Here’s one for you to ponder: Compared to most other machines, rifles are very simple mechanism—very few parts, and those are uncomplicated. Then why is it that two consecutive rifles off an assembly line will shoot so differently? Or to take it a step further, why is it that two custom barrels, made with the most exacting precision, will shoot differently? I mean, I know one barrel maker who does his own spectrographic analysis of each load of barrel blanks he gets, just to make sure the steel mill that produced them isn’t slipping something by him, and even his barrels don’t shoot alike.
Kenny Jarrett, the South Carolina gunmaker who specializes in sub-minute (and usually sub-half-minute) rifles of all sorts, from prairie dog rifles to buffalo rifles, once told me that when he was using factory actions as the basis for his creations, he would get two or so a year that simply would not shoot. I mean, whatever they did to the rifle, and they did everything, it simply would not shoot well. All they could do was cut the receiver in half, throw it on the scrap heap, and start again.

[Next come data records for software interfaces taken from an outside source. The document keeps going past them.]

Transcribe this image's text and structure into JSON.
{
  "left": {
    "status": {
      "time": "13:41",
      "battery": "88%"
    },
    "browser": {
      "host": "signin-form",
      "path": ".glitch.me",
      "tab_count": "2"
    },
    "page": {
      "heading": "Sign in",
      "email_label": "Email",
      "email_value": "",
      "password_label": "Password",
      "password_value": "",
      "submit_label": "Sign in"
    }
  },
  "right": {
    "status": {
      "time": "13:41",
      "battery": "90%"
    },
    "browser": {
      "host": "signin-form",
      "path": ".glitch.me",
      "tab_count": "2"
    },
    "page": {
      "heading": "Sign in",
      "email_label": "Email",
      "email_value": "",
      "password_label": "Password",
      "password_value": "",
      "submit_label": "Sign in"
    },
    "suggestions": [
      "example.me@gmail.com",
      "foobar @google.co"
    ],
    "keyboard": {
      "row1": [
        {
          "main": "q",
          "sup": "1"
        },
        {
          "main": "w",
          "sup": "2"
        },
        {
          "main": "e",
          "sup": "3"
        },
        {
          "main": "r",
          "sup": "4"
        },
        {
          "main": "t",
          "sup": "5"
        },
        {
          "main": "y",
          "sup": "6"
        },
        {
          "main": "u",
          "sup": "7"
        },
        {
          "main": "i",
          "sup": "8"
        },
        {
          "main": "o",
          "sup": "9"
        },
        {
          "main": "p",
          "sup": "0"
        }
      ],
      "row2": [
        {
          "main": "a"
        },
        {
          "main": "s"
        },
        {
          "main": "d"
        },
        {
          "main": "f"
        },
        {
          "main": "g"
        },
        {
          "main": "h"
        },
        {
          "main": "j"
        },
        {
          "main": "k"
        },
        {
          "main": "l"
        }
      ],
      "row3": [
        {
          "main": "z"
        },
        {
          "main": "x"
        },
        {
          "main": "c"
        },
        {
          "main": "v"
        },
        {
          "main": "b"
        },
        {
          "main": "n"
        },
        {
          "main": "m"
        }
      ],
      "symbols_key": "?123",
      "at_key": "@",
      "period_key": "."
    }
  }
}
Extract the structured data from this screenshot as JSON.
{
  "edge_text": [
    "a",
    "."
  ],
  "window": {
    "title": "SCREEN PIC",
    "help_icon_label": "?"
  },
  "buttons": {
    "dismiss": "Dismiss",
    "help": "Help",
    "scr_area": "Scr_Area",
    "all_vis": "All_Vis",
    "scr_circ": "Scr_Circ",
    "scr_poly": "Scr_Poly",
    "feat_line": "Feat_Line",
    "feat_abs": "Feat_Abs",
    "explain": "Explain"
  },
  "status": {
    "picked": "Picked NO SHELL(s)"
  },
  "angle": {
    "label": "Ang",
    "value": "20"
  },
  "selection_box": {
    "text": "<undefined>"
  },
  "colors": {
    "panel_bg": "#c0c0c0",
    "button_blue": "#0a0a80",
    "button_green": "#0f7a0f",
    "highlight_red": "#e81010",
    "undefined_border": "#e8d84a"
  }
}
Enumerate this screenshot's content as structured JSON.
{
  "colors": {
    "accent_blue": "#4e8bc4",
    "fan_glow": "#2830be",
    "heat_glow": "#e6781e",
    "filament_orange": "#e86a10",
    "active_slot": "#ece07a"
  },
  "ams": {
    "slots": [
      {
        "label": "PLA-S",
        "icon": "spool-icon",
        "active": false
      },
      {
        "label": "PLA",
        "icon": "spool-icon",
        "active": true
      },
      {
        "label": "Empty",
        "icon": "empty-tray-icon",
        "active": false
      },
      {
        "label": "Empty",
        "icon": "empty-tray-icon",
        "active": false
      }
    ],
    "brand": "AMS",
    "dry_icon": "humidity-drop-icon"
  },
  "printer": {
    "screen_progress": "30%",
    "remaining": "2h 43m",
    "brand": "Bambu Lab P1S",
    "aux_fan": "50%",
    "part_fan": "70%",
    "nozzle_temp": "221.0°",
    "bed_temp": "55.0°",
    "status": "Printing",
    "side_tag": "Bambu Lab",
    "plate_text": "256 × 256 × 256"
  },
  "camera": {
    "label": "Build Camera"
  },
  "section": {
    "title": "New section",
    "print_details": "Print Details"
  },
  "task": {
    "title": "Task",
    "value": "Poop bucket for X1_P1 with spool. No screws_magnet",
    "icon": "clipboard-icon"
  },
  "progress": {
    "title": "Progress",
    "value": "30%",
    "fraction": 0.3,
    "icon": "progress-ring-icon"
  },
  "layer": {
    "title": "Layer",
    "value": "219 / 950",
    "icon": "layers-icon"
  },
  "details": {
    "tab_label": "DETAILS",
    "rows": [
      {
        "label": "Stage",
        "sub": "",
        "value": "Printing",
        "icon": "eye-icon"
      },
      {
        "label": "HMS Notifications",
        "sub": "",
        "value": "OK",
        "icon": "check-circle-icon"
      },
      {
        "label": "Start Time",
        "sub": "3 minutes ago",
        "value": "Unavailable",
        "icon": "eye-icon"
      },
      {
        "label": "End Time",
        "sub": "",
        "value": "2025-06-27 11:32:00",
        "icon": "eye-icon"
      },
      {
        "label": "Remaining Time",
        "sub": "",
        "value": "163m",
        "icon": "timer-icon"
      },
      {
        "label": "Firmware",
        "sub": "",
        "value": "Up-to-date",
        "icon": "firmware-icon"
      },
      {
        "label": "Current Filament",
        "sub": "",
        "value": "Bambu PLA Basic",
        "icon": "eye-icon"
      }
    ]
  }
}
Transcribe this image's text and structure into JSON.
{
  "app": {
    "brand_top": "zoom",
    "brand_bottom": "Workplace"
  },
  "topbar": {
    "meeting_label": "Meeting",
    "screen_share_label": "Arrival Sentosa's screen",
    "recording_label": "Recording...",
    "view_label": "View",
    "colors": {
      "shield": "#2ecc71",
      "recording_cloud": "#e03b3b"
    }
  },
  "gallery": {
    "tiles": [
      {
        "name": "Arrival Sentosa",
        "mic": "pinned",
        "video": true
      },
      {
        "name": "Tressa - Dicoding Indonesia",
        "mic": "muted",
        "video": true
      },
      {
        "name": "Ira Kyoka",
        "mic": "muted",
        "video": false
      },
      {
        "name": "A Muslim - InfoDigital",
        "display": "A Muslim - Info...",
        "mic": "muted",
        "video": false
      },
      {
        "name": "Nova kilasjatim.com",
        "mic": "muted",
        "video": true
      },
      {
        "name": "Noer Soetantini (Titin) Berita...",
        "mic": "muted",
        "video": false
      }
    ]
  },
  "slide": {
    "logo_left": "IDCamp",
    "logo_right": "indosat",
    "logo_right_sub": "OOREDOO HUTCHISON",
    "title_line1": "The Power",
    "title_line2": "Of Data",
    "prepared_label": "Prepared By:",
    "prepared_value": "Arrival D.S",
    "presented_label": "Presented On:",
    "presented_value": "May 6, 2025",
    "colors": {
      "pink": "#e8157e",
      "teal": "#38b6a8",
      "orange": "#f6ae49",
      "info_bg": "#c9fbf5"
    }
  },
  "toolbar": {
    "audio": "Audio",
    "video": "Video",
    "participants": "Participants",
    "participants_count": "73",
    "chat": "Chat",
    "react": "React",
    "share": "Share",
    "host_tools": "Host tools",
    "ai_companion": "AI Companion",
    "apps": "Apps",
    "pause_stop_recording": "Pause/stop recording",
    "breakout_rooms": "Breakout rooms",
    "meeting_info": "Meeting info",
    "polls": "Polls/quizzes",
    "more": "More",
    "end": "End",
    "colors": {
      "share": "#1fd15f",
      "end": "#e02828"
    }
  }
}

Kenny had no idea why this should be, and neither do I. If you have any thoughts I’d be interested in hearing them.